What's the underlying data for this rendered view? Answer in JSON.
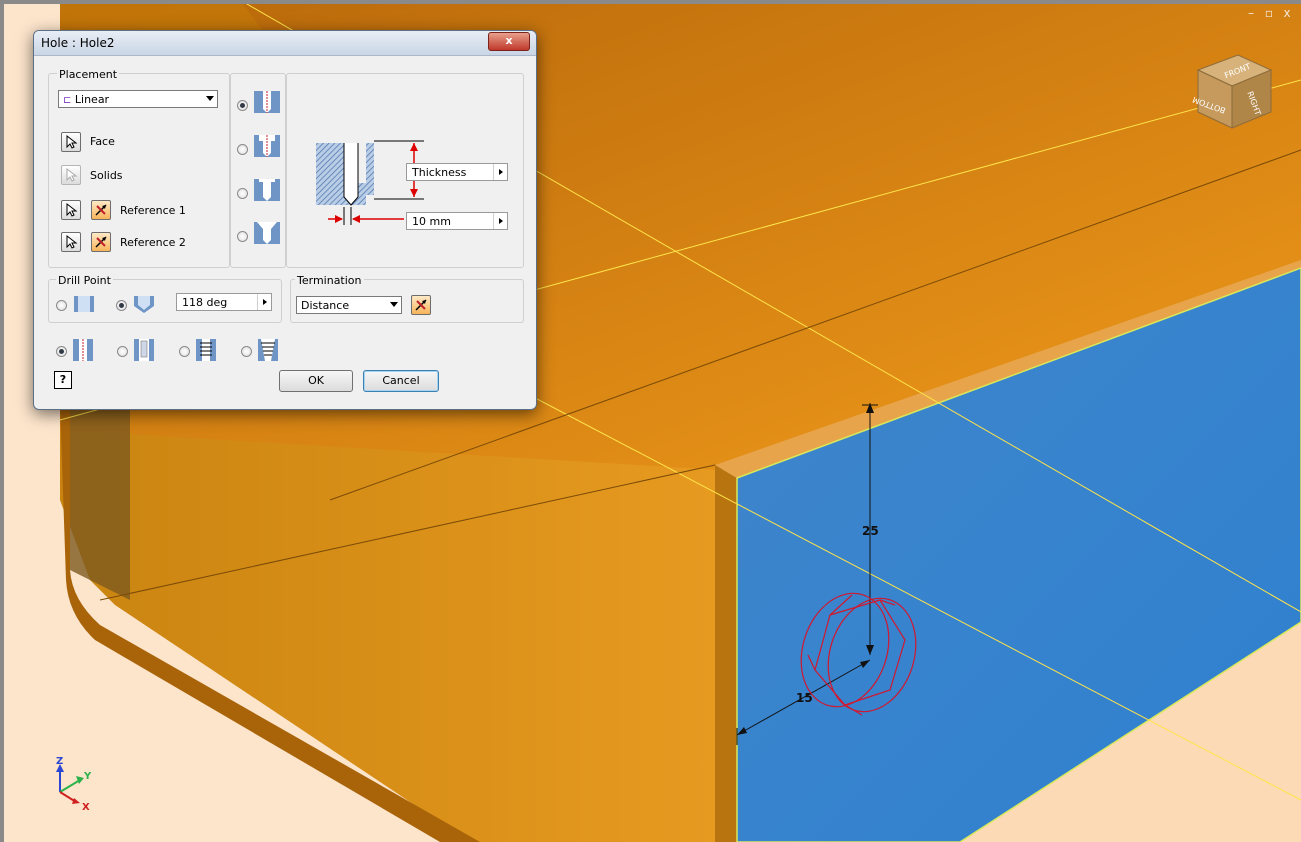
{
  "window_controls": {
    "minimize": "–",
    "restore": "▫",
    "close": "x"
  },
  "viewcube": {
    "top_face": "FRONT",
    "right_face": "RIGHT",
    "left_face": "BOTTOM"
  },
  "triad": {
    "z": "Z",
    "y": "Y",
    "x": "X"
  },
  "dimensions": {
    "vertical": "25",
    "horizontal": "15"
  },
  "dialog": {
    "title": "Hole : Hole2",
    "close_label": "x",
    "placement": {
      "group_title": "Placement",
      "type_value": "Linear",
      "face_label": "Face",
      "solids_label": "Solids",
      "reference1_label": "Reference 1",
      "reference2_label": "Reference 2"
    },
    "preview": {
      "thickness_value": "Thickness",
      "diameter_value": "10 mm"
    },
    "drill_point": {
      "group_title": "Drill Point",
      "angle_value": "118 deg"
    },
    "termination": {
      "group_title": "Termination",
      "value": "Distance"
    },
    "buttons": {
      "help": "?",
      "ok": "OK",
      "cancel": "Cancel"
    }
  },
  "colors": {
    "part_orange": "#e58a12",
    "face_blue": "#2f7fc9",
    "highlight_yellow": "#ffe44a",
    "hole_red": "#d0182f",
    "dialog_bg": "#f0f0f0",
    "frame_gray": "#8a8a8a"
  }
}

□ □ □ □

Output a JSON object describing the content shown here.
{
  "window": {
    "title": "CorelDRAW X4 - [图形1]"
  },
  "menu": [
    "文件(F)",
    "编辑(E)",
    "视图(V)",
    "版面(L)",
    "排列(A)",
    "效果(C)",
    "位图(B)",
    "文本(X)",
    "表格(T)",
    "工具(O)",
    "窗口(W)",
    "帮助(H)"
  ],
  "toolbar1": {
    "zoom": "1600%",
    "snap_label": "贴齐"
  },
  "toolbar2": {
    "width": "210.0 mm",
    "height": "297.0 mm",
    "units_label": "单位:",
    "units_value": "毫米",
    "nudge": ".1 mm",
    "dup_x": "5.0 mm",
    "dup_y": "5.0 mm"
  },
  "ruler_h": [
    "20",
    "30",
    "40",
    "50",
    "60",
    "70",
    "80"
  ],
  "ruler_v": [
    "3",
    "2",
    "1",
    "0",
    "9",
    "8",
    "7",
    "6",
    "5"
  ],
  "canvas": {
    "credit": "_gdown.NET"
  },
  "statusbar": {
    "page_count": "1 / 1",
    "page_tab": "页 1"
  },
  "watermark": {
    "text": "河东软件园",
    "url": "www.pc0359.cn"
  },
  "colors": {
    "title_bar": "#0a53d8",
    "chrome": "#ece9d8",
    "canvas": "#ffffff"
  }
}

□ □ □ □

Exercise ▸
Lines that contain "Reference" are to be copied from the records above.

Problem solution ▸
      "reference1_label": "Reference 1",
      "reference2_label": "Reference 2"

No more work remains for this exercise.